CBRE-WTW Managing Director Foo Gee Jen believes the market needs another three years to absorb the property overhang in Johor.
The state posted the biggest overhang units for commercial and residential properties last year, accounting for 18.4% (5,627 units) of Malaysia’s residential property overhang and 55.9% (13,998 units) of commercial property overhang, reported The Malaysian Reserve.
Based on the 2019 Property Market Status Report of National Property Information Centre, majority of Johor’s overhang homes were condominium/apartment units priced at between RM600,001 and RM700,000.
The state also emerged as the primary contributor to the serviced apartment overhang, accounting for 71.2% or 12,207 units.
Foo noted that Johor’s property overhang is by and large located in Iskandar Malaysia, which is a favourite destination among foreign investors.
“The market has been experiencing a supply gush of serviced apartments since 2012 to 2013. The price tag of these investment-oriented serviced apartments is a mismatch to the affordability of locals,” he told The Malaysian Reserve.
“It could take three to five years for the market to absorb these unsold units.”
Although property prices in Iskandar Malaysia remains attractive compared to those in major cities in Southeast Asia, the market’s immediate challenge would be the weakened investment appetite among foreign property buyers in view of the Covid-19 crisis, said Foo.

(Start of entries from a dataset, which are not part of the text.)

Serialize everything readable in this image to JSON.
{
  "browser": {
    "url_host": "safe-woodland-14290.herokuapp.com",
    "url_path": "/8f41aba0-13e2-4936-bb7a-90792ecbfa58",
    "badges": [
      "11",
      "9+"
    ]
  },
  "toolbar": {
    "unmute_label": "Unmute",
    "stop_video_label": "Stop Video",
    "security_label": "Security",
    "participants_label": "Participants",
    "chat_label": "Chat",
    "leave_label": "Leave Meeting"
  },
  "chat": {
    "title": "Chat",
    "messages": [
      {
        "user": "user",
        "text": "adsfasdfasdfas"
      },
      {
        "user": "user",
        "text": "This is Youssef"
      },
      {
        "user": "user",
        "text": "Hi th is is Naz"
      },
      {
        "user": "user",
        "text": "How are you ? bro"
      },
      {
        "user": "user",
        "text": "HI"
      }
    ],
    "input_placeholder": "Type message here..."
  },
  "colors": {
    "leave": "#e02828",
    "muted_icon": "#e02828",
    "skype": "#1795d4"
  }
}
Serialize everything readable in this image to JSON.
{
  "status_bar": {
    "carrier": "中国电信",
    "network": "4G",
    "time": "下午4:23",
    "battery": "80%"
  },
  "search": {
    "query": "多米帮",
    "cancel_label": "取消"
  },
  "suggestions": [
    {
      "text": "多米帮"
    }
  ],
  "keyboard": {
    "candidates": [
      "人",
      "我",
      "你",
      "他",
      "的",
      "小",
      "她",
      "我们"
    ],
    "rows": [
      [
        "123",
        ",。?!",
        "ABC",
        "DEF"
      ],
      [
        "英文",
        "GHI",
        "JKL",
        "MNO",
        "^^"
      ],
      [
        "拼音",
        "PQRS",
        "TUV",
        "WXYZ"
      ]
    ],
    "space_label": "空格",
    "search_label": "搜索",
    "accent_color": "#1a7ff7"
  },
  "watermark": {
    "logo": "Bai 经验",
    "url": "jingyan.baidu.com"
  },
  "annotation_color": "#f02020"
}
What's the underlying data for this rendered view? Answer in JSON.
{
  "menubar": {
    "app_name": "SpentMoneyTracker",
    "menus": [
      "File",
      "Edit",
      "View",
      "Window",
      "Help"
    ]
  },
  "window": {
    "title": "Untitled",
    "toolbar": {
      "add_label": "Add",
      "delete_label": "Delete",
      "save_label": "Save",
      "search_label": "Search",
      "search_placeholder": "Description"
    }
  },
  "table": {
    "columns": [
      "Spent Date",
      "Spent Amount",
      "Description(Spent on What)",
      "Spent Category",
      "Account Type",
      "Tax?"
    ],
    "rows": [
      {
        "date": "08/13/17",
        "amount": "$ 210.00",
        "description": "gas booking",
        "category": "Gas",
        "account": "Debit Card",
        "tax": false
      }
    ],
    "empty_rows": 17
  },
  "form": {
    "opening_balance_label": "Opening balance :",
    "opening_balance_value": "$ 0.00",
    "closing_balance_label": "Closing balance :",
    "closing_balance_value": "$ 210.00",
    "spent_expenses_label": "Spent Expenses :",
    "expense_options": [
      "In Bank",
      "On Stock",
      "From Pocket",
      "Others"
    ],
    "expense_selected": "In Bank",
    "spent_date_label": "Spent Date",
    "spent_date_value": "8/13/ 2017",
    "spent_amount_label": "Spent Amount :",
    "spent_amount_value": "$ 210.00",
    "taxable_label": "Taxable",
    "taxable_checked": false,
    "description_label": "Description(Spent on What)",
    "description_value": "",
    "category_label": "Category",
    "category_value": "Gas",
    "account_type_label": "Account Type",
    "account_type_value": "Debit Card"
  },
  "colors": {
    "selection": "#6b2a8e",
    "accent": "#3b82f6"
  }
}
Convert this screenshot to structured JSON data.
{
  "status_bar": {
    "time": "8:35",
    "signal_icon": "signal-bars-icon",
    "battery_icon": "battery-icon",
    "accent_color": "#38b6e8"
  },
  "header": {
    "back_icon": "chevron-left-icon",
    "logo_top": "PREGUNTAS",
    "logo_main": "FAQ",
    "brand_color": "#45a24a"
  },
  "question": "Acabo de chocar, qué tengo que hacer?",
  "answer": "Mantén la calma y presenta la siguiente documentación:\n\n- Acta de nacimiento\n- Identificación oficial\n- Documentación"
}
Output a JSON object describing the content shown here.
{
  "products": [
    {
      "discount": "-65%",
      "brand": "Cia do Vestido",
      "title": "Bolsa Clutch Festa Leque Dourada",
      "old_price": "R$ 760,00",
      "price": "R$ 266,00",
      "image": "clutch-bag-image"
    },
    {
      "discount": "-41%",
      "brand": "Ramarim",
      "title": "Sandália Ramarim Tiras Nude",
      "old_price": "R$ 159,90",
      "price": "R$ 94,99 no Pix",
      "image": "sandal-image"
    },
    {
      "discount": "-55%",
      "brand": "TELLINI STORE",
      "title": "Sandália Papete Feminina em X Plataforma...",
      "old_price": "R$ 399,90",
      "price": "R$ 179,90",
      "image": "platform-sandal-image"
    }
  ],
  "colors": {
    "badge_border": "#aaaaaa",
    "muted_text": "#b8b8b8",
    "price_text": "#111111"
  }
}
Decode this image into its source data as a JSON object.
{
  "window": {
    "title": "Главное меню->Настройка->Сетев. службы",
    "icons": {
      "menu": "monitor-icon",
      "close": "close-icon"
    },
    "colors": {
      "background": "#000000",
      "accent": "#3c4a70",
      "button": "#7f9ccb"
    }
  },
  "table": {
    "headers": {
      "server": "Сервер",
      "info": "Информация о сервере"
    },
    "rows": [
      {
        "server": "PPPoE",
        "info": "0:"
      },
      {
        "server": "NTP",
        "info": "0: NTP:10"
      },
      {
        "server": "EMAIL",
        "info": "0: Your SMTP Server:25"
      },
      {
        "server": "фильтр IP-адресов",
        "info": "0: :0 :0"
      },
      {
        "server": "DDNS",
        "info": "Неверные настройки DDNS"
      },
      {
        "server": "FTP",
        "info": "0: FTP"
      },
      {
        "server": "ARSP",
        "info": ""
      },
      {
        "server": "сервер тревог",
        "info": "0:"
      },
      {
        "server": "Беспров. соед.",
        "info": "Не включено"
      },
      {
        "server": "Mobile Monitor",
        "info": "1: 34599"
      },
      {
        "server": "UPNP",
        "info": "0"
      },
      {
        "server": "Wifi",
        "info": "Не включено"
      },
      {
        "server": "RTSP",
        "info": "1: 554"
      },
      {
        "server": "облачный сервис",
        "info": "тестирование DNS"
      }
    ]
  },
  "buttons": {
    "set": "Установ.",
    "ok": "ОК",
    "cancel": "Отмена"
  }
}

Meanwhile, VPC Realtors (JB) Sdn Bhd Asia-Pacific property consultant Bruce Lee noted that Johor’s property situation is slightly different from that of Penang, Kota Kinabalu or Kuala Lumpur, due to the Iskandar Malaysia mega project.
“Although the overhang property units situation nowadays is not encouraging in Johor, given a period of another three years I personally believe Johor situation will resolve better than the rest as long as the government policy to welcome foreign investment is consistent,” he said.
“Generally, the overhang of serviced apartments will remain for the next few years, unless there is a major change of demography and infrastructure, or a sudden paradigm shift of people’s behaviour to live in serviced apartments that are more convenient to commercial amenities and facilities.”
Lee added that classifying serviced apartments as commercial properties led to severe misled information on the actual overall supply and demand situation of residential property.